Charley just used Yelp to find a good Ethiopian restaurant in Washington, DC (thanks for the free extra injera Queen of Sheba!), and Eva just “Yelped” Krua Thai for dinner last night in San Francisco.
If, like us, you use Yelp, you know how much of a godsend it can be when you are in an unfamiliar neighborhood, hungry or just looking for a good watering hole. Search for what you want and chances are, the Yelp community has posted reviews about local establishments that may or may not be right for you.
As we’ve said before, the site can be a great resource both for consumers, and for businesses hoping to increase foot traffic with a stream of positive reviews. It’s a great idea, but Yelp has also found itself walking the fine line between free speech and defamation.
For small business owners, reputation is all important. So, while good Yelp reviews can be valuable, bad reviews (even where untrue) can be disastrous. It all depends on the tone and content of the public posts. While some businesses will benefit from the free, positive, publicity, others will face bad reviews and have very little recourse to counter negative information, whether it is fair or unfair.

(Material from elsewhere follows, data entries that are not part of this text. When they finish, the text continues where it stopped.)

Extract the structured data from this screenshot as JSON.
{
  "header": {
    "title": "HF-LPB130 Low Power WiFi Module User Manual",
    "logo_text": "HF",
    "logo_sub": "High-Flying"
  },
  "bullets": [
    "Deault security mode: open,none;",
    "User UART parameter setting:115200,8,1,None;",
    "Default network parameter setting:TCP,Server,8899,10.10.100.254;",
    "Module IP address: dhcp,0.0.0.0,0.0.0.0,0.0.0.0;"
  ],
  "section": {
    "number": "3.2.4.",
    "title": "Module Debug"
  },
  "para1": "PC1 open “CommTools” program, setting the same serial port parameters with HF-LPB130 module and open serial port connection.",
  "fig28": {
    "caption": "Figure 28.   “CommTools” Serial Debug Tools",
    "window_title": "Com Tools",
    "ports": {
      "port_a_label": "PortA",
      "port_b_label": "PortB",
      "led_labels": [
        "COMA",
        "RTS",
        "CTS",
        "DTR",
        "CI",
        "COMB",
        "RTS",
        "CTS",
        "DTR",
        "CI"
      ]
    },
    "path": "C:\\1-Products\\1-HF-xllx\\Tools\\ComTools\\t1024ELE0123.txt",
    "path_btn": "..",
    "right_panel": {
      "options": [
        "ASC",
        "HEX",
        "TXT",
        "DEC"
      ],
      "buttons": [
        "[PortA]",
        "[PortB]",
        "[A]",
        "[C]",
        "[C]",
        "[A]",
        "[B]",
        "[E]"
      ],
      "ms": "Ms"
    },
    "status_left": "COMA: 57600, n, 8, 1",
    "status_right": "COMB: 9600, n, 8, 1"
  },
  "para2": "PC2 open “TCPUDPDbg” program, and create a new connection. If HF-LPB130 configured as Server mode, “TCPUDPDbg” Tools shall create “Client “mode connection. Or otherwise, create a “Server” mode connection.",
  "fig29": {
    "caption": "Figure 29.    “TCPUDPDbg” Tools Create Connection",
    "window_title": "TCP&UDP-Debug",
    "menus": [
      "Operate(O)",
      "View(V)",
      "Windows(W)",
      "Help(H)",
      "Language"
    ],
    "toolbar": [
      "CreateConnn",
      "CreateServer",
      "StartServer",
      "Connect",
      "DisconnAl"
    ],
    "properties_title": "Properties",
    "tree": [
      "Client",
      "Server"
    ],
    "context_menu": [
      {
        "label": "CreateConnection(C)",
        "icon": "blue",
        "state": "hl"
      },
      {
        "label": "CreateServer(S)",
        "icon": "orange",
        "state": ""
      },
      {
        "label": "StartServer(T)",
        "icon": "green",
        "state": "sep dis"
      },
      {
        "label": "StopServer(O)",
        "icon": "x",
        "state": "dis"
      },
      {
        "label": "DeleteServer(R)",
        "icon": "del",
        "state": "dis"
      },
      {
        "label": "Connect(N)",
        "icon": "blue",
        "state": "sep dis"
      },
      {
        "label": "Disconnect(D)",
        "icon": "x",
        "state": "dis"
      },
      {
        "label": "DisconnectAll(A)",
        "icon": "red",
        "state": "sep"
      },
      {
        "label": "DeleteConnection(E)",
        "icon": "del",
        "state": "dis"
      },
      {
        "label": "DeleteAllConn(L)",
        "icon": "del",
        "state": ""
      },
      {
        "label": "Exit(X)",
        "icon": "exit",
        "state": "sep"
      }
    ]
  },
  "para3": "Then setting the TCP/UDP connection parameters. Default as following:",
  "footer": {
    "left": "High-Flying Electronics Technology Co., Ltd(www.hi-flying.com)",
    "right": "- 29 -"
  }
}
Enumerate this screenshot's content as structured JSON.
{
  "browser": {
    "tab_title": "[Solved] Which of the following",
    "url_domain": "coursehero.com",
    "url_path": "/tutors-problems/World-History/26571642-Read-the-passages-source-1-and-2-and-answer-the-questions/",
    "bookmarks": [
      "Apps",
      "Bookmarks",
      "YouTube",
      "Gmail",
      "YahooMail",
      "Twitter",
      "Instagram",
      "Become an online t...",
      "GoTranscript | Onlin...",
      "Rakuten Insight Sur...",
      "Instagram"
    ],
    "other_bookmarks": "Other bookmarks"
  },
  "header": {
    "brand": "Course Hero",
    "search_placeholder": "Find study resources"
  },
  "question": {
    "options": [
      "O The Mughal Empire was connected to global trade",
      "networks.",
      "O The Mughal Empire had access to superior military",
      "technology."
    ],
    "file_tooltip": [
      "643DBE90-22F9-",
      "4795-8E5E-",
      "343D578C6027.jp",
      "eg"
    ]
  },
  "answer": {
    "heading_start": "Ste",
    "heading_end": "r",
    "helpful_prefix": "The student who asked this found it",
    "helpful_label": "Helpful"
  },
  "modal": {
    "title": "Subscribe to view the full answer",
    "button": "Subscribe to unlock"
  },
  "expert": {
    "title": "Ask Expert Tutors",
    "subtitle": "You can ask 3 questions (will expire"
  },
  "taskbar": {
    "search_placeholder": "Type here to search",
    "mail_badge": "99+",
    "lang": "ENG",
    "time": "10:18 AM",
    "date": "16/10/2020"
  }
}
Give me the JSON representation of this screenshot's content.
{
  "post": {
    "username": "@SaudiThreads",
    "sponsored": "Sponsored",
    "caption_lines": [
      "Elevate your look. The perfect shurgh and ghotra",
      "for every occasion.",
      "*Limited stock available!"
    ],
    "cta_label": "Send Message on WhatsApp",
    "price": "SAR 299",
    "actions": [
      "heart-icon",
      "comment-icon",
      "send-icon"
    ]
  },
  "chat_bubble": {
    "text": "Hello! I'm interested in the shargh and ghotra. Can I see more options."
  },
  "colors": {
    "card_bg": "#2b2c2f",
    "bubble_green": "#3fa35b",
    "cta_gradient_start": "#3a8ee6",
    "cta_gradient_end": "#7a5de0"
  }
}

Businesses can respond to poor reviews publicly, but sometimes when a business feels especially harmed by review that it considers to be false or misleading, it chooses to litigate.
These lawsuits (whether targeted towards Yelp for their role in the publication, or at individual reviewers) pose a key risk to Yelp’s business model and may have chilling effects on free speech.
In the Risk Factors of its IPO registration statement, Yelp refers explicitly to legal actions:
We face potential liability and expense for legal claims relating to the information that we publish on our website and mobile app, including claims for defamation, libel, negligence and copyright or trademark infringement, among others.
While we attempt to filter or remove content that may be offensive, biased, unreliable or otherwise unhelpful, we cannot guarantee the effectiveness or adequacy of these efforts. If we fail to filter or remove a significant amount of content that is biased, unreliable, or otherwise unhelpful, or if we mistakenly filter or remove a significant amount of valuable content, our reputation and brand may be harmed, users may stop using our products and our business and results of operations could be adversely affected.
Further, even when there is active government regulation, Yelp also finds risk. The company has faced allegations of unfair business practices and running an “extortion scheme” — allegations that culminated with a serious class action lawsuit back in February 2010.
Th suit was filed on behalf of a veterinary hospital in Long Beach, Calif., who asked Yelp to remove what it called a “false and defamatory review” from its site. At the time, the suit claimed, Yelp’s employees “call[ed] businesses demanding monthly payments, in the guise of ‘advertising contracts,’ in exchange for removing or modifying negative reviews appearing on the Web site.”
This confusion surrounding paying advertisers, and their ability to choose a ‘favorite review’ to feature at the top of their profile page, led Yelp to discontinue this practice as soon as April of the same year. In the name of transparency, and better business practice, Yelp decided to remove this aspect of commercial speech from their site.
As for the lawsuit, the case was dismissed and an appeal is currently pending before the 9th circuit court. Still, Yelp needs to continue refining its business practices to limit the likelihood of other lawsuits of this kind, and in so doing maintain its advertising model or else find another revenue source.
It will also need to continue supporting its volunteer reviewers, who are creating the speech in the first place. Without reviews, good and bad, it is hard to see how Yelp will stay relevant and useful, as it has been to our searches for good Ethiopian food and Thai food! Stories of reviewers being sued for defamation should get Yelp’s attention. With the IPO, the spotlight and visibility of first amendment. i.e., freedom of speech and defamation claims will only increase.
- Will Yelp’s IPO Follow in Groupon’s Footsteps? (legallyeasy.rocketlawyer.com)
- Thailand Couldn’t Be Happier About Twitter’s Censorship (forbes.com)
- Yelp Hit With Class Action Lawsuit for Running An “Extortion Scheme” (techcrunch.com)
- Yelp Sued Over Client Reviews (avvoblog.com)